QueryGrid Features (Teradata Database)

Teradata Warehouse Miner User Guide - Volume 1Introduction and Profiling

Teradata Warehouse Miner
User Guide

To get started, the user or DBA must define a Foreign Server object that identifies, among other things, the host type to connect to and the import and export stored procedures to use in receiving data from or sending data to the remote host. Using a special syntax that adds an ‘@’ symbol followed by a Foreign Server name to a database name, the user may refer in selectors to a table on a remote system.

The name of a foreign database using the @server syntax can be manually typed into the databases pull-down selector, or added to the source databases on the databases tab of the Connection Properties dialog, and then selected using the pull-down selector.

When columns from such tables are selected for certain types of analysis, the tables that contain them appear in generated SQL with the trailing ‘@’ symbol and server name. For example, SELECT * FROM twm_customer@hadoop1. The types of analysis that support this special syntax include Descriptive Statistics (except Correlation Matrix and Scatter Plot), ADS, Reorganization and Statistical Tests. The syntax is not supported in analytic algorithms, scoring analyses, matrix analyses and graphical drill-down, although these types of analysis may be performed through the use of a view that selects from a foreign table.

The Teradata-to-Hadoop QueryGrid feature allows inclusion of a RETURNS clause following the name of a foreign table that includes the @server syntax. The query with the RETURNS clause may only be specified however using a SQL text element representing a derived table (not a table function or operator) on the Tables tab in a Variable Creation analysis. Once specified on the Tables tab, the column selector on the left side of the screen can be utilized after setting the input source to Function Table and selecting the appropriate Function Table.

A query with a RETURNS clause might look like the following:

SELECT make, model, price FROM tdsqlh_test@hadoop1 RETURNS (make VARCHAR(2), model VARCHAR(50))

Support is also provided for the FOREIGN TABLE syntax via a SQL element in the Other category called ForeignTable. The user may drop this element on the Tables tab, set the values for the arguments (i.e., foreign host and query), and select columns from the foreign table by setting the input source to Function Tables and performing the steps described earlier. The purpose of the FOREIGN TABLE syntax is to provide a way to execute a query on the foreign host and limit the amount of data transferred over the network by including an appropriate WHERE clause.

A query defined with the FOREIGN TABLE clause might look like the following:

SELECT cust_id, income, age FROM FOREIGN TABLE (SELECT cust_id, income, age FROM twm_customer)@hadoop1 T1

Note that tables on foreign servers may not be specified as output tables (for example, on the Output tab), and foreign databases may not be specified as containing metadata tables on the databases tab of the Connection Properties dialog.
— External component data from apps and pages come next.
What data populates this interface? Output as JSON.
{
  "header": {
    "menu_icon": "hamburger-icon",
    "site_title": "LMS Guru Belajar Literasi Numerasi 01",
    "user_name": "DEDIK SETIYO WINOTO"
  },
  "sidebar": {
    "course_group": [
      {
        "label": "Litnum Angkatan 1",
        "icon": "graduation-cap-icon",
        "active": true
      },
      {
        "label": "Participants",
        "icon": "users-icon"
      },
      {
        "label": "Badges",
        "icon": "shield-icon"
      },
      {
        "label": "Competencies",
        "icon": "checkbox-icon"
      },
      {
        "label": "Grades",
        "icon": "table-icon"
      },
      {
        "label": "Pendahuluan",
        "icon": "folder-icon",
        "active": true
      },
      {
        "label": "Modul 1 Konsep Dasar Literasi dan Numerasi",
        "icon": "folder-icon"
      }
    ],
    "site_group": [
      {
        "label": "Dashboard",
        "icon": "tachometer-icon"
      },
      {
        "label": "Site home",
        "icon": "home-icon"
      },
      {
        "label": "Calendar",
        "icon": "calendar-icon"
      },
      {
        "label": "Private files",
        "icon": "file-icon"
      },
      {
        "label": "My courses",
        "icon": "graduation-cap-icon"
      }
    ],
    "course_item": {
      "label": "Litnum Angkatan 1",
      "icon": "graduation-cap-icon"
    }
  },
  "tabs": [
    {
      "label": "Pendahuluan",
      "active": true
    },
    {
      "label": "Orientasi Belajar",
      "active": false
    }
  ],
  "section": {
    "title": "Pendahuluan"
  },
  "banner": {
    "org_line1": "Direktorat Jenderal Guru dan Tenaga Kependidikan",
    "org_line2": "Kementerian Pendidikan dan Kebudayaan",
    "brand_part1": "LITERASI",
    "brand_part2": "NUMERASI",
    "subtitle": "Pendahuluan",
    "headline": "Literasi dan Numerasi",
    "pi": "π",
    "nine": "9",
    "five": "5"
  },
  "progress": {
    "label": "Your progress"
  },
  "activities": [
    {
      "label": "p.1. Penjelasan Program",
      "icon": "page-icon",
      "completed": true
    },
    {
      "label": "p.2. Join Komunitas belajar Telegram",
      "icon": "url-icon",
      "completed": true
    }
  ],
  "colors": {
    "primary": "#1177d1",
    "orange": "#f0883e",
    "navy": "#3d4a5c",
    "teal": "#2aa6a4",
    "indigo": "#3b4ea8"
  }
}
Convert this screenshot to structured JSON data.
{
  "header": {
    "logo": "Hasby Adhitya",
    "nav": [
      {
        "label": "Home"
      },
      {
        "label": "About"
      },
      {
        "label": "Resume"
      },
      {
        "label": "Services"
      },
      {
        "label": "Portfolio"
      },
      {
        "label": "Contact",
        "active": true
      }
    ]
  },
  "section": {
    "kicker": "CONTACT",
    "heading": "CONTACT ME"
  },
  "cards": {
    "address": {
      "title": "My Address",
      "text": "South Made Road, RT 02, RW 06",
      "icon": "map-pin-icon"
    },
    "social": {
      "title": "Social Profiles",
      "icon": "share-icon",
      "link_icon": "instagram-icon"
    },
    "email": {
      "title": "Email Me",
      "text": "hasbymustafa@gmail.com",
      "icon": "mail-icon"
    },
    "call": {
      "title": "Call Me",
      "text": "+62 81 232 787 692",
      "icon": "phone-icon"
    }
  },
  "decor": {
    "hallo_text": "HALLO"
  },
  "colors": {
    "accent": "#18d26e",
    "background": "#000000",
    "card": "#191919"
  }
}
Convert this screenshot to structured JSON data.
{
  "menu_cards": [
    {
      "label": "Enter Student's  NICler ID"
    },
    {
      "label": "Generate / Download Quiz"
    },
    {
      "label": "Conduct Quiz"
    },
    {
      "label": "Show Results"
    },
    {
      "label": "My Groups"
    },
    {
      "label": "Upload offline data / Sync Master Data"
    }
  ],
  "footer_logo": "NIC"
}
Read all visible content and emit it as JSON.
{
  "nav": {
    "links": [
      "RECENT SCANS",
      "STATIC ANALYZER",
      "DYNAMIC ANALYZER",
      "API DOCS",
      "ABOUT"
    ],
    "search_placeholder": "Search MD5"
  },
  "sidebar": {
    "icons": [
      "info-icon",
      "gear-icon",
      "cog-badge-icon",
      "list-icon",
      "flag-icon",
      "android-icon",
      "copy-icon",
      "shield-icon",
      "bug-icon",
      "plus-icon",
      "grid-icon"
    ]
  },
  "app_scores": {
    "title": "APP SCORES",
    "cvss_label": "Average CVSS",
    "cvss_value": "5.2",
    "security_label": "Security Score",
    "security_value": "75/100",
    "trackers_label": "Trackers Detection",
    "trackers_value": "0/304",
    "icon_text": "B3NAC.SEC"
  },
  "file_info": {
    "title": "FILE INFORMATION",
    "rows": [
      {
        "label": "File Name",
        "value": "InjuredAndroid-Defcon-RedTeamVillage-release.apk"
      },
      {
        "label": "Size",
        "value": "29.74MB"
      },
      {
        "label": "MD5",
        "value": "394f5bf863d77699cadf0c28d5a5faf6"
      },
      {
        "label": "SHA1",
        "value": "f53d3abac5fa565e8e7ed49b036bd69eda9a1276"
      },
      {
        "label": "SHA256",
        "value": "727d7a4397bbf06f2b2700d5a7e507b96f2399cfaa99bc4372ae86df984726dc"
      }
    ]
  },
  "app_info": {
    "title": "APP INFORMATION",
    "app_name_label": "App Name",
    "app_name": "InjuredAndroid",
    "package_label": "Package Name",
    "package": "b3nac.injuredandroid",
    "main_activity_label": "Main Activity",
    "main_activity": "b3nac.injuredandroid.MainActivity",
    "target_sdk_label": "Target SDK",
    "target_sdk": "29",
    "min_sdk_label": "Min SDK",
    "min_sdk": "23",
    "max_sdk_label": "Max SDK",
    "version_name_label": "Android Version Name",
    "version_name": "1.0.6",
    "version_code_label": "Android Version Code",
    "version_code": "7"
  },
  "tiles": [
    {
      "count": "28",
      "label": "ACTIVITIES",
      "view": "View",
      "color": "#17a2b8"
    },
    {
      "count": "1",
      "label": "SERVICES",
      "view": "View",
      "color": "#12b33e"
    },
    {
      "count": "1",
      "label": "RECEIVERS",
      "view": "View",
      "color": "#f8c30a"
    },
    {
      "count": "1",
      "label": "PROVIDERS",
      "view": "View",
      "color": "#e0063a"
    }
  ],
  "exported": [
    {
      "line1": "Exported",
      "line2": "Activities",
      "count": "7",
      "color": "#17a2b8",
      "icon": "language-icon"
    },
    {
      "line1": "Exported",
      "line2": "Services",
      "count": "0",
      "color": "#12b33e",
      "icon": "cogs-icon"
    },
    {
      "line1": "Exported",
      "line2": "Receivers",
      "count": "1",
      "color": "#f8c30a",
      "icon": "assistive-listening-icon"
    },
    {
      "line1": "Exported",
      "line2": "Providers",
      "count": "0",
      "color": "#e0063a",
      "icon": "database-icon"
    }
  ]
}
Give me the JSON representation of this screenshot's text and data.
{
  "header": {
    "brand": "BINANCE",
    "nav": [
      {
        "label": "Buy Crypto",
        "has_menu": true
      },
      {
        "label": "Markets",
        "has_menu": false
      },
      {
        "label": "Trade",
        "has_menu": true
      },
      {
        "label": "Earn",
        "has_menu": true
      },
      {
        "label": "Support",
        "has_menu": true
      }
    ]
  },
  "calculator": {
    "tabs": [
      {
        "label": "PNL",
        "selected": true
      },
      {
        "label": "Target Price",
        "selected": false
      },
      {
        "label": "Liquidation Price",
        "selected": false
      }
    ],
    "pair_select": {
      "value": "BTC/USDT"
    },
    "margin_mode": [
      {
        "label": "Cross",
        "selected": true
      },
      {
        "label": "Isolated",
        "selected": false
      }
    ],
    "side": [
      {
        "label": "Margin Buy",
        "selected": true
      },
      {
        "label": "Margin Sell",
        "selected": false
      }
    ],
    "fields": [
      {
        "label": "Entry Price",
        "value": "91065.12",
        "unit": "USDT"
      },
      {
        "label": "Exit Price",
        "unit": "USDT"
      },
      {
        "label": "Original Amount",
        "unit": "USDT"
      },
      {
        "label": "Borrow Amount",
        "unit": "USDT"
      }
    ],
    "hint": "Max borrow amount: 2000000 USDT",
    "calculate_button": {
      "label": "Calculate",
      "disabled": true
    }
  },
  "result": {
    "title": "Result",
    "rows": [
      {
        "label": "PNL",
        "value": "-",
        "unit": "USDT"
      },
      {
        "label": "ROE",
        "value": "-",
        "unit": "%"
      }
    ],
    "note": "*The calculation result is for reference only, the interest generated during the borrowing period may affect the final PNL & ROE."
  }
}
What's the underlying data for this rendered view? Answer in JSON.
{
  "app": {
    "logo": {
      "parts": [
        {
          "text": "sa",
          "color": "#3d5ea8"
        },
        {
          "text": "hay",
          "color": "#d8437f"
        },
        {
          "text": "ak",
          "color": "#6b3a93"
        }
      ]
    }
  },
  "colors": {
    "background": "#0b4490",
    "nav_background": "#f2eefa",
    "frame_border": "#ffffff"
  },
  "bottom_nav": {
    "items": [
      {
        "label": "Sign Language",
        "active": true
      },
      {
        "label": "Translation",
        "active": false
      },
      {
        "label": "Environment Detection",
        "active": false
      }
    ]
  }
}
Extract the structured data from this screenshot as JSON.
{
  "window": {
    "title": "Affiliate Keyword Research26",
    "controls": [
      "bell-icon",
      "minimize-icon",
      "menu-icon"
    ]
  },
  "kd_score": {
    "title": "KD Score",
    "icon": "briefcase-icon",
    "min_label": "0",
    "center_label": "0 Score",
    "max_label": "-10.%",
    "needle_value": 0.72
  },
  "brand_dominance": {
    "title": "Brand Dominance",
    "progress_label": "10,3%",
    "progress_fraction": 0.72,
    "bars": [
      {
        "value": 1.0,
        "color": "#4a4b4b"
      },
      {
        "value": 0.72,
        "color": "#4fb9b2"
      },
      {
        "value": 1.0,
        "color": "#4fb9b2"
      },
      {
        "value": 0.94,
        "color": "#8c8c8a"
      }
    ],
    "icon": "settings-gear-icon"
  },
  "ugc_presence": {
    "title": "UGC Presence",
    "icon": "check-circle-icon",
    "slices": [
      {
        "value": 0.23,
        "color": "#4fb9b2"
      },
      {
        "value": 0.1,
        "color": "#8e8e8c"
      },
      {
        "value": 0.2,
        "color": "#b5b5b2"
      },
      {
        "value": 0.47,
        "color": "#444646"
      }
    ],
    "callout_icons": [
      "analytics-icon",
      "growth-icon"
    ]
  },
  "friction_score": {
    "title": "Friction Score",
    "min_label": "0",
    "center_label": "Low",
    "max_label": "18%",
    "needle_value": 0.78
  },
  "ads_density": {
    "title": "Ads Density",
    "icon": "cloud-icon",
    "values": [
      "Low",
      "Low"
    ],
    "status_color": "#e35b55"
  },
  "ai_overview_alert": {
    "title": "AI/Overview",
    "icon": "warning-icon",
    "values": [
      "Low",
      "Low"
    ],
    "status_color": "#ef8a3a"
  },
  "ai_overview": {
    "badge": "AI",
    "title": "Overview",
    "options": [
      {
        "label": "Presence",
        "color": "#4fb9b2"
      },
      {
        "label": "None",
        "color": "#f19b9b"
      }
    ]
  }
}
Further, foreign tables do not offer right-click options to SHOW TABLE or SHOW TYPE in the list of available columns as part of input selectors, although a SHOW SERVER option is provided. Although inserting into a foreign table is allowed in some cases, INSERT statements may only be used in Free Form SQL analyses and post-processing fields.

In addition to supporting the @server syntax, the Variable Creation analysis supports the direct invocation of the import and export table operators associated with QueryGrid where allowed (the Teradata-to-Teradata connector does not allow this, for example). It also provides access to various stored procedures associated with the QueryGrid feature as Run Units. These initially include HCTAS, which creates a table on a Hadoop system, HDROP, which drops a table on a Hadoop system, and ExecuteForeignSQL, which executes SQL on a foreign Teradata system using the Teradata-to-Teradata connector, or on a foreign Aster system using the Teradata-to-Aster connector. Also, a table operator called AsterExecute can be used to export data from a Teradata system to an Aster server, execute a remote function and return the results. AsterExecute can be found in the Table Operators category of SQL Elements, in the Foreign Server sub-category.